Walk With Me, Old Math New Technology

I have found that there are many organizations to support the learning and teaching of math. I enjoy exploring what new creative pathways are being opened in the approaches of how to teach our future scholars. In addition to collaborating with our departmental cohorts within the school and local school districts, Mathematical resources offer access on both local to state and national levels. There is a vast array of resources available on the world-wide-web some with free access and many more with small cost memberships. Fun websites like Pinterest even have great math teaching and learning ideas. Google any grade level and mathematical concept and voila! options galore. A few websites that I have explored and keep available at a mouse clicks notice to support me as an upcoming math teacher are:

National Council of Teachers of Mathematics

Oregon Council of Teachers of Mathematics

Illustrative Mathematics Middle School Curriculum

These websites allow me to connect with other teachers across the math world not just here in Eugene, Oregon! I am able to access articles, videos, and free curriculum ideas with new trends to support teaching math. I love some of the simple to use sites like Annenberg Learner and Khan Academy which allow both teachers and students with internet access the ability to explore and expand learning concepts from home as well.

In addition to my own research for resources, I ask other educators what technology sites they are using to supplement their curriculums and learning. Teachers within Middle School are using different websites, however many have said they like to use such sites as Desmos and Prodigy. Students seem to agree that they like the use of these sites as well since they are often creative and interactive.

Often math is thought of in terms of numerical digits and variable expressions however there are many other aspects to math that are incorporated in the world in which we live. When we present our students with new ways to see math we open up possibilities how they may use math in their everyday lives.

The word technology in early 2018, gives way to the thought of a hand held computer type device. I think that these devices have their purposes and I appreciate their use as a tool in propelling individuals in forward movement though technology also includes the many hand tools that the past has given us. In today’s age of high-speed upgraded technology many of the tools of the past have been pushed wayside and not thought of as having a place in the world of math.

I want to show students that these old tools are very valuable in math today and in the future in which we are bringing forth. We have engineers that design and create who will use the newest technologies but those engineers then need persons to bring their creations to life. Simple tools such as hammers, pencils, and triangle squares are hand tools used to manipulate wood for construction of homes and other structures. Welders use extensive math to build and create machinery that propels productions of other materials. Seamstresses wield the powerful sewing machine as their technology tool to bring forth fashion and interior designs. The stove and all the wonderful kitchen gadgets found in a master chefs work environment all use mathematical calculations to fill the dining halls with fine tasting cuisines of the world. Integration of new technology is wonderful but if we forget to teach and use the simple tools, how can students master the difficult ones?
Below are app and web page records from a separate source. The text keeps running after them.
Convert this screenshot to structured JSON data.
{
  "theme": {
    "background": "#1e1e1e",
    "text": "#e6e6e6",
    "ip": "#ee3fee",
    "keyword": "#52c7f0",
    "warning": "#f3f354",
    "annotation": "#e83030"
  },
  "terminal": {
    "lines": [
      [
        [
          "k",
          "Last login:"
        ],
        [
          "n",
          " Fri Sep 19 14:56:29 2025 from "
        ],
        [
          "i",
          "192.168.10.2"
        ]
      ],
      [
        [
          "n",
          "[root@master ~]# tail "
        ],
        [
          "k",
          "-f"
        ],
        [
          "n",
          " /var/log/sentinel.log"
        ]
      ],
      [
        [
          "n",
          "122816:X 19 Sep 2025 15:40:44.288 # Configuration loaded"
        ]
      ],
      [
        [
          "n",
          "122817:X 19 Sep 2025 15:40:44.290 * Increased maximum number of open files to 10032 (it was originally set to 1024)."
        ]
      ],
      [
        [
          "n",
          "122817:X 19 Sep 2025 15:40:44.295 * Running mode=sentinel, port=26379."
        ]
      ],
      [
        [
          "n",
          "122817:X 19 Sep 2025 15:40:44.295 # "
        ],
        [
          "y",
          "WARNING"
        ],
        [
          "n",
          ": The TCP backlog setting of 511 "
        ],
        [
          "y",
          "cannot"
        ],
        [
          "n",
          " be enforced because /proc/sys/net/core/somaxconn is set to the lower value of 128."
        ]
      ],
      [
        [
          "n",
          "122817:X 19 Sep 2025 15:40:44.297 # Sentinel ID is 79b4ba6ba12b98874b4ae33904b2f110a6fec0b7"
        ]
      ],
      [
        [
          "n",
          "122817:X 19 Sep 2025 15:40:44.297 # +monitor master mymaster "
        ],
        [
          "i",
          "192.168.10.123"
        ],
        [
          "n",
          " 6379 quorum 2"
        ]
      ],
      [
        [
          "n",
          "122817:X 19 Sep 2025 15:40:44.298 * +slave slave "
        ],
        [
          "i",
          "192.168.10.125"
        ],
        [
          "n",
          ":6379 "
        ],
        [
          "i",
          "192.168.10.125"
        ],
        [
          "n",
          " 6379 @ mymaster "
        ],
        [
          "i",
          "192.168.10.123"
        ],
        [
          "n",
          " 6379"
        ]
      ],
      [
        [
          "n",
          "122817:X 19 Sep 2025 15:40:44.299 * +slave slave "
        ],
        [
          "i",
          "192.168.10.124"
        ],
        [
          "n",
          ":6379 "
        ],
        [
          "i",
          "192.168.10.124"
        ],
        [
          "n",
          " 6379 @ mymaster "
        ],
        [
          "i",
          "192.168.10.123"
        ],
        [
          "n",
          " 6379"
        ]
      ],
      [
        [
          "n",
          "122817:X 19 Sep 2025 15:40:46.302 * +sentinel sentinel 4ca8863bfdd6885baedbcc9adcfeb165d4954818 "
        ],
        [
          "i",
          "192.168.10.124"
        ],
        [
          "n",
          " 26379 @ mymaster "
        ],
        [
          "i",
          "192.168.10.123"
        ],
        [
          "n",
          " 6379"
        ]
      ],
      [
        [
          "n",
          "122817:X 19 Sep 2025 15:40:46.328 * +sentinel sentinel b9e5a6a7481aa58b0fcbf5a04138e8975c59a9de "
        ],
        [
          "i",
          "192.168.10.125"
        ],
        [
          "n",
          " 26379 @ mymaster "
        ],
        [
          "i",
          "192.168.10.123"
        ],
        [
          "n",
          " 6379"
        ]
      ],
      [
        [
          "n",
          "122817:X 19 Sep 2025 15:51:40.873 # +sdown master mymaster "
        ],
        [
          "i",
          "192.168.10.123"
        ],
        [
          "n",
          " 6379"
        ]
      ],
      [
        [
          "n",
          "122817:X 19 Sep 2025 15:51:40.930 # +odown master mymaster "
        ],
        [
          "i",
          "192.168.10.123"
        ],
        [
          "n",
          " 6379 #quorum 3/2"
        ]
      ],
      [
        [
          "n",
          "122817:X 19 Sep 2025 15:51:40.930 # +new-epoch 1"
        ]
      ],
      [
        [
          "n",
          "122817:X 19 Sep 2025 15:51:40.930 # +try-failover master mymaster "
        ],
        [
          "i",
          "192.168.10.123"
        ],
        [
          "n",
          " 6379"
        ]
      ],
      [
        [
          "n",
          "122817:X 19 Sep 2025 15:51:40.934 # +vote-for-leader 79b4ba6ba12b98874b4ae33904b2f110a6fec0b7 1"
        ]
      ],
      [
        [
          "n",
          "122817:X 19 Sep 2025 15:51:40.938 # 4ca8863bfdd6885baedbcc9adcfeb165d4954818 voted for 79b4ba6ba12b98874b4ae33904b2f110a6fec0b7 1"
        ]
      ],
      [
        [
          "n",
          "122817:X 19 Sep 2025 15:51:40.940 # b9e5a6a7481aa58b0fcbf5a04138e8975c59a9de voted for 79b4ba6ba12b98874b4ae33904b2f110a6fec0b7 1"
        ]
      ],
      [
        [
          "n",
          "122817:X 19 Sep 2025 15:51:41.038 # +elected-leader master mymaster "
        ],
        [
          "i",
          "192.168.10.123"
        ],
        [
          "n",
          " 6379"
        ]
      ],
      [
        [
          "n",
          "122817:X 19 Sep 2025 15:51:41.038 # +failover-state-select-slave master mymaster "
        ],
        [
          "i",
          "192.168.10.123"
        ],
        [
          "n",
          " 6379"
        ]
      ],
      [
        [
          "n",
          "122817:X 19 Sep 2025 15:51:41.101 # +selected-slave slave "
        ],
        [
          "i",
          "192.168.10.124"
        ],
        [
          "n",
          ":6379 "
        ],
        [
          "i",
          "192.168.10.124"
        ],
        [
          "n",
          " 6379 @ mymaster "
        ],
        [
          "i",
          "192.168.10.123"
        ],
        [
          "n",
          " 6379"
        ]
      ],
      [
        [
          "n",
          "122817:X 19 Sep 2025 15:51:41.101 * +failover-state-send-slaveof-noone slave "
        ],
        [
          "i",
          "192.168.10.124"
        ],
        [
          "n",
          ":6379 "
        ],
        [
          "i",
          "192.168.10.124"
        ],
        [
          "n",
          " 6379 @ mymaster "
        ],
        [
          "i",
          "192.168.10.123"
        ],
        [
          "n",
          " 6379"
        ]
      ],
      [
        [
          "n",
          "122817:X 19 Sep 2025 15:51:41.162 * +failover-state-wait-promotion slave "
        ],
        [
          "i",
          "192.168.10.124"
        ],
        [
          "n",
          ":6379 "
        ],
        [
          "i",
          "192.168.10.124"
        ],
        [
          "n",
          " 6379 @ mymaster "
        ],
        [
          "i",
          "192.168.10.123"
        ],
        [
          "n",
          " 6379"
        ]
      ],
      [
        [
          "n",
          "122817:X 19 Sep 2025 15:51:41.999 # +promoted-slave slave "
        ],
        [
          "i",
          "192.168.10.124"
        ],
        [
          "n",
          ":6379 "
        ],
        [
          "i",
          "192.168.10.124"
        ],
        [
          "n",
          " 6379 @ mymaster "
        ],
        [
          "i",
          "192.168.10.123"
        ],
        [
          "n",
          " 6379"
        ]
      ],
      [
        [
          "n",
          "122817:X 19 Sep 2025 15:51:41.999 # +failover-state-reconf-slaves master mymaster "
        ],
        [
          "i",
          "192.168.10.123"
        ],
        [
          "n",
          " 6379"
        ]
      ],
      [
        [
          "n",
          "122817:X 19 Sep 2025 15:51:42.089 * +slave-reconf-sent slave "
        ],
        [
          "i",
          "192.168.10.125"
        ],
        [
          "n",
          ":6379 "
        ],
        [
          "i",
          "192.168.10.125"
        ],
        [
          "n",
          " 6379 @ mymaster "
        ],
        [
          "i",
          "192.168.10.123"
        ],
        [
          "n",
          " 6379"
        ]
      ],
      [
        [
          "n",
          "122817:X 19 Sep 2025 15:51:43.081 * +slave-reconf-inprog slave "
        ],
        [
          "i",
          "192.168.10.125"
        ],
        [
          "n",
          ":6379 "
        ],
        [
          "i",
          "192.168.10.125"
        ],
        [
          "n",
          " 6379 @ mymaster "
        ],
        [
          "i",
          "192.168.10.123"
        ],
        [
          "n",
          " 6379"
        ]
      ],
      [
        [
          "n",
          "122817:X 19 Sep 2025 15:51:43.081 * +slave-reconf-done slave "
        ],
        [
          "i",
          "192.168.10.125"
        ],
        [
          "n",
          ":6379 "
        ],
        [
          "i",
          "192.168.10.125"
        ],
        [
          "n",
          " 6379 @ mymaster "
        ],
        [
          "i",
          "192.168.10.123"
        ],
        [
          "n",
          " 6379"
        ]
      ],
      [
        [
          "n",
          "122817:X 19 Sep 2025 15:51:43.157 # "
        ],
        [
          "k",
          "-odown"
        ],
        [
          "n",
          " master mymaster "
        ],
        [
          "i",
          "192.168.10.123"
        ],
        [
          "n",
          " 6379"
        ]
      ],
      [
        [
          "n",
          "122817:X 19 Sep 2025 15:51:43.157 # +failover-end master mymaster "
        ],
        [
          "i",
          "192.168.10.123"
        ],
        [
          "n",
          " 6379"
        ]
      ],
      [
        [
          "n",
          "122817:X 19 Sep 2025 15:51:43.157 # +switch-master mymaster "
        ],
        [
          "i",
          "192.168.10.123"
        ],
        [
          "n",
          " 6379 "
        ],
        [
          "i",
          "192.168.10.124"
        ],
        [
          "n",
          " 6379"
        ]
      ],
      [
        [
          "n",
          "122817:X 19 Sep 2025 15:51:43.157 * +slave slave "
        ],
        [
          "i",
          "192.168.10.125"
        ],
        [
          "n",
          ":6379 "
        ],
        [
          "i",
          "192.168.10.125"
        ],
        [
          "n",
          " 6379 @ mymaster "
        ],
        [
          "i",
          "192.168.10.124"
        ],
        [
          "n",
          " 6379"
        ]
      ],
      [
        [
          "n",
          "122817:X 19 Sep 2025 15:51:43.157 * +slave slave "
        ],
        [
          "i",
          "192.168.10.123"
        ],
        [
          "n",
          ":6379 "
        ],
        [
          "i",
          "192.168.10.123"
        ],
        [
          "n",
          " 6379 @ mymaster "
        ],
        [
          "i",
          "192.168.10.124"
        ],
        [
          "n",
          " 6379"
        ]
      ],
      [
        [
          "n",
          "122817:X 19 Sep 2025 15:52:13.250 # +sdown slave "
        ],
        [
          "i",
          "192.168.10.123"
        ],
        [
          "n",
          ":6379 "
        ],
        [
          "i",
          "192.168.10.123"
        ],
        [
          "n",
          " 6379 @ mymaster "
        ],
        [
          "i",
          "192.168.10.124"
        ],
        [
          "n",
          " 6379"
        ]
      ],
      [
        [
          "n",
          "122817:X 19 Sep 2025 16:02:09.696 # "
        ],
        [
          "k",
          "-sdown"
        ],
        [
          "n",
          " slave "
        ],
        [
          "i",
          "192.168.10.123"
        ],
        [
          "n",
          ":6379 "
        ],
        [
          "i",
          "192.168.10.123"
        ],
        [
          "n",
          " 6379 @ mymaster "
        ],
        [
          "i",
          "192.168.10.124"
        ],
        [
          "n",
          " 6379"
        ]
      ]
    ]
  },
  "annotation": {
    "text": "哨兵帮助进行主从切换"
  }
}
Technology is important to learn and use, however it should be used as a tool to enhance, challenge, and expand abilities not replace them. If my students can master their multiplication facts by use of their own brain (their first tool), then the calculator is a tool to propel them forward in their endeavors, but if they depend on the technology of a calculator to do the work then how will they learn to understand the simple concepts of greater technology and its uses? The use of new online applications to reinforce learning concepts can be fun and entertaining, such as within a math learning game like Prodigy though state testing dictates the student should be assessed to meet the standards and expectations without the use of technology. If I teach my students geometry and then ask them to design a quilt for their bed, I am able to assess their mathematical understandings, they are then able to use technology to their advantage producing their quilt for practical use, and then they have on their bed a constant reminder of their geometry lesson and the knowledge that they gleaned in the process.

I have never been in a math class that has incorporated use of small classroom capable tools to teach math, they have always been separated as Workshop and Home Economics type classes. My classroom will incorporate a mixture of both old and new technologies to bring forth the successes of our scholars.